Reprints: Michael Tsokos, MD, Institute of Legal Medicine, University of Hamburg, Butenfeld 34, 22529 Hamburg, Germany (e-mail: ifrhh@uke.uni-hamburg.de).
COPYRIGHT 2001 College of American Pathologists
No portion of this article can be reproduced without the express written permission from the copyright holder.
Copyright 2001 Gale, Cengage Learning. All rights reserved.

Article Details
Printer friendly Cite/link Email Feedback
Author:Tsokos, Michael; Schmoldt, Achim
Publication:Archives of Pathology & Laboratory Medicine
Geographic Code:1USA
Date:Dec 1, 2001
Words:2607
Previous Article:Clear cell odontogenic carcinoma: a clinicopathologic and immunocytochemical study of 5 cases. (Original Articles).
Next Article:Aspiration cytology of pediatric solitary papillary hyperplastic thyroid nodule: potential pitfall. (Original Articles).
Topics:


Related Articles
Arthritis drug alert.
Are we having an NSAIDS epidemic?
Celecoxib-induced upper gastrointestinal hemorrhage and ulceration. (Case Reports).
Acid blockers stop stomach ulcers, too.
Side effects of conventional nonsteroidal anti-inflammatory drugs and celecoxib: more similarities than differences.
NSAID use and endurance running: foundations of a patient advisory.
NSAIDs have their limits in treating OA pain.
Analgesic recommendations when treating musculoskeletal sprains and strains.
Acetaminophen, NSAIDs get stronger warning labels for liver injury risks.
Serious gastrointestinal and cardiovascular events associated with non-steroidal anti-inflammatory drugs.
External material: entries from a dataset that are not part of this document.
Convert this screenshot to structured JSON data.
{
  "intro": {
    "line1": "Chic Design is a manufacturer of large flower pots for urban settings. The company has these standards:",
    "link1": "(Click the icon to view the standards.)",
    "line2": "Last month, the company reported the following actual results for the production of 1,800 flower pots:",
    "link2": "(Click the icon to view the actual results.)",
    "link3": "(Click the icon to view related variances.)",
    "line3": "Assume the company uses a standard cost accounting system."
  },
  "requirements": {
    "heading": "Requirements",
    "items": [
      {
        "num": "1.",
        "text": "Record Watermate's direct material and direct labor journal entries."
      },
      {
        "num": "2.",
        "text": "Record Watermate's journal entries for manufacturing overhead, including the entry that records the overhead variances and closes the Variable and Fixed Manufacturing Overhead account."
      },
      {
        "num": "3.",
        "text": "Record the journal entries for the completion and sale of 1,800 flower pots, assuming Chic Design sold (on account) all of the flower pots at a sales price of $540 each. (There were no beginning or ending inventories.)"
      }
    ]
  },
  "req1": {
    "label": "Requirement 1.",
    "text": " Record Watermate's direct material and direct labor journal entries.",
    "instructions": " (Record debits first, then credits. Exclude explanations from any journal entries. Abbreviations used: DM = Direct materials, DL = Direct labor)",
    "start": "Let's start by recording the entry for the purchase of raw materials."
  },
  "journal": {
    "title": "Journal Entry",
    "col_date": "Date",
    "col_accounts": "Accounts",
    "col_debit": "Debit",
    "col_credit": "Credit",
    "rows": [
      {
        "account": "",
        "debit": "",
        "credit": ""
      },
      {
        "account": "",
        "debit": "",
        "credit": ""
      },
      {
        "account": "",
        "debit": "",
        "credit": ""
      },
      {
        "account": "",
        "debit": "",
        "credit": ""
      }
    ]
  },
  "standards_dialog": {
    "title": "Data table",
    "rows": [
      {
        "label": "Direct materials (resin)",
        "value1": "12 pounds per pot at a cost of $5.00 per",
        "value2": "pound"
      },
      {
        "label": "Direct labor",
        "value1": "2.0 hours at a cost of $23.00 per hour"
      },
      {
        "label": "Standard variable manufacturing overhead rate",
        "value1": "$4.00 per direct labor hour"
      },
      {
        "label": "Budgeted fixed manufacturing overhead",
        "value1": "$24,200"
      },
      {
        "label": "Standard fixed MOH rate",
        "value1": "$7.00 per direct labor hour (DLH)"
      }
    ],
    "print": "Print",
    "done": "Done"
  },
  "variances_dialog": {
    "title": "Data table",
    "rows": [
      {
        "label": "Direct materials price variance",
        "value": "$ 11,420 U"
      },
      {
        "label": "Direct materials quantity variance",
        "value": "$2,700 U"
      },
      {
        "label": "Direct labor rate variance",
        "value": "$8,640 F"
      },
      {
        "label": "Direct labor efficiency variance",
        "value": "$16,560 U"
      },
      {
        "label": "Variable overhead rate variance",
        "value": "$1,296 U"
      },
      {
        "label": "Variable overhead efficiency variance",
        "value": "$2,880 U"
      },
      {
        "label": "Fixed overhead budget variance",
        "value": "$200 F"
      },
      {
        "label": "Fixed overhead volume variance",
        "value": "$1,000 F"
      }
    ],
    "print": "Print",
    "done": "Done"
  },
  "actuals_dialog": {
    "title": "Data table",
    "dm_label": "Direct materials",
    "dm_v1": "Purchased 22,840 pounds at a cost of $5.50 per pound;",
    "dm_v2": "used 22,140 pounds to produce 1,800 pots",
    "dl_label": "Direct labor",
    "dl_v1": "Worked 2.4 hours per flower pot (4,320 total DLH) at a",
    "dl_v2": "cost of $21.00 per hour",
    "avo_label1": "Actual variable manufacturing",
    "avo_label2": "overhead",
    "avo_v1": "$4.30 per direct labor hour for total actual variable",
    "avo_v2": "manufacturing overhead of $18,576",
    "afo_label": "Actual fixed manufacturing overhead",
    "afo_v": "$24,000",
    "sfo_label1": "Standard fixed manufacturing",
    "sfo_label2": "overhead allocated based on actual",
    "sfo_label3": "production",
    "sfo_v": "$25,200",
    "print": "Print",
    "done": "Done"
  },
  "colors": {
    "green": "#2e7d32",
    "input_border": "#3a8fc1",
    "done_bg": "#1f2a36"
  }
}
Terms of use | Copyright © 2017 Farlex, Inc. | Feedback | For webmasters